[43] Town of Castle Rock v. Gonzales, 545 U.S. 748, 750 (2005). Town of Castle Rock police failed to enforce Gonzales’ restraining order against her ex-husband which led to the murder of her three daughters by her ex-husband. Id. at 753-54.

[44] Id. at 768.

[45] Id.

[46] 18 U.S.C. §922(g)(8).

[47] Legal Momentum, Amicus Brief, Jessica Lenaham (Gonzales) v. United States, https://www.legalmomentum.org/amicus-briefs/jessica-lenahan-gonzales-v-united-states.

[48] Id.

[49] “By accepting the Convention, States commit themselves to undertake a series of measures to end discrimination against women in all forms, including:
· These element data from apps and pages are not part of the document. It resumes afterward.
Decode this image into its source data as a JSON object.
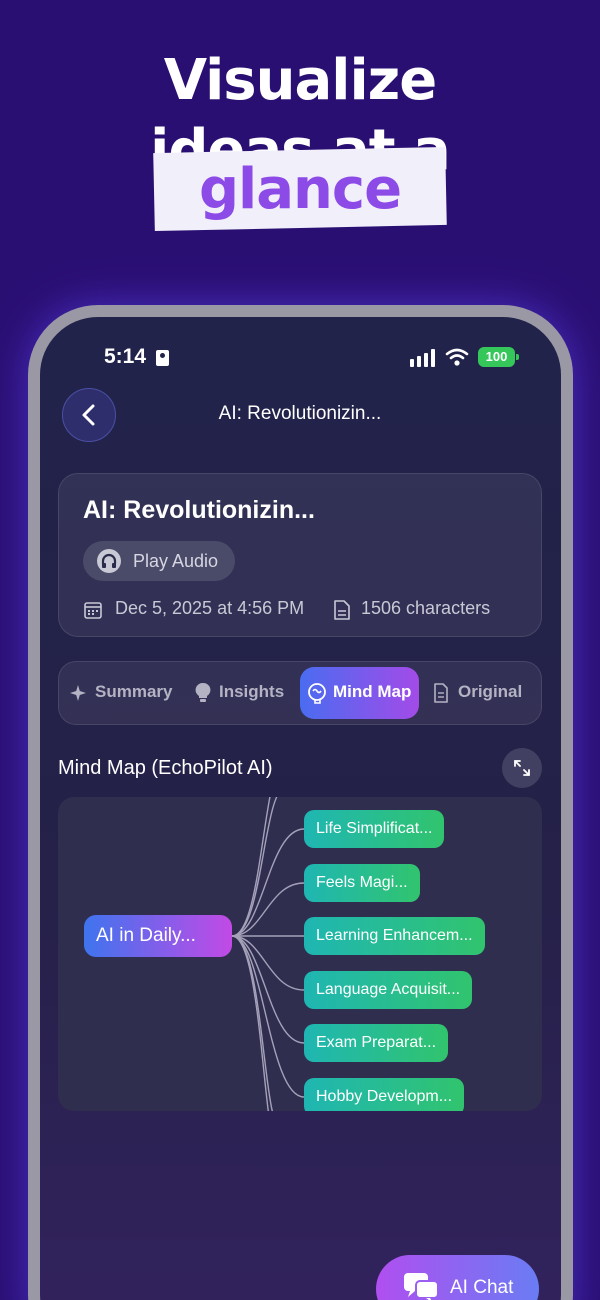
{
  "hero": {
    "line1": "Visualize",
    "line2": "ideas at a",
    "highlight": "glance",
    "colors": {
      "background": "#2a0f73",
      "highlight_text": "#8c4ae6",
      "highlight_bg": "#f1effa"
    }
  },
  "status_bar": {
    "time": "5:14",
    "battery": "100",
    "icons": [
      "id-card-icon",
      "signal-icon",
      "wifi-icon",
      "battery-icon"
    ]
  },
  "nav": {
    "back_icon": "chevron-left-icon",
    "title": "AI: Revolutionizin..."
  },
  "card": {
    "title": "AI: Revolutionizin...",
    "play_audio_label": "Play Audio",
    "date": "Dec 5, 2025 at 4:56 PM",
    "characters": "1506 characters",
    "icons": [
      "headphones-icon",
      "calendar-icon",
      "document-icon"
    ]
  },
  "tabs": [
    {
      "label": "Summary",
      "icon": "sparkle-icon",
      "active": false
    },
    {
      "label": "Insights",
      "icon": "lightbulb-icon",
      "active": false
    },
    {
      "label": "Mind Map",
      "icon": "brain-icon",
      "active": true
    },
    {
      "label": "Original",
      "icon": "document-icon",
      "active": false
    }
  ],
  "mindmap": {
    "title": "Mind Map (EchoPilot AI)",
    "expand_icon": "expand-arrows-icon",
    "root": "AI in Daily...",
    "children": [
      "Life Simplificat...",
      "Feels Magi...",
      "Learning Enhancem...",
      "Language Acquisit...",
      "Exam Preparat...",
      "Hobby Developm..."
    ]
  },
  "fab": {
    "label": "AI Chat",
    "icon": "chat-bubbles-icon"
  }
}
  • to incorporate the principle of equality of men and women in their legal system, abolish all discriminatory laws and adopt appropriate ones prohibiting discrimination against women;
  • to establish tribunals and other public institutions to ensure the effective protection of women against discrimination; and
  • to ensure elimination of all acts of discrimination against women by persons, organizations or enterprises.” U.N. Women,

[50] ACLU of Colorado, U.S. Fails to Adequately Comply with Domestic Violence Recommendations Issued by Inter-American Commission on Human Rights, Groups Seek Justice for Domestic Violence Survivor and Policy Reforms at Hearing, https://www.aclu.org/press-releases/us-fails-adequately-comply-domestic-violence-recommendations-issued-inter-american (last visited Feb. 28, 2024).

[51] UN Women, supra, note 24; Tobin-Tyler, supra, note 3.

[52] See Town of Castle Rock, 545 U.S. at 768.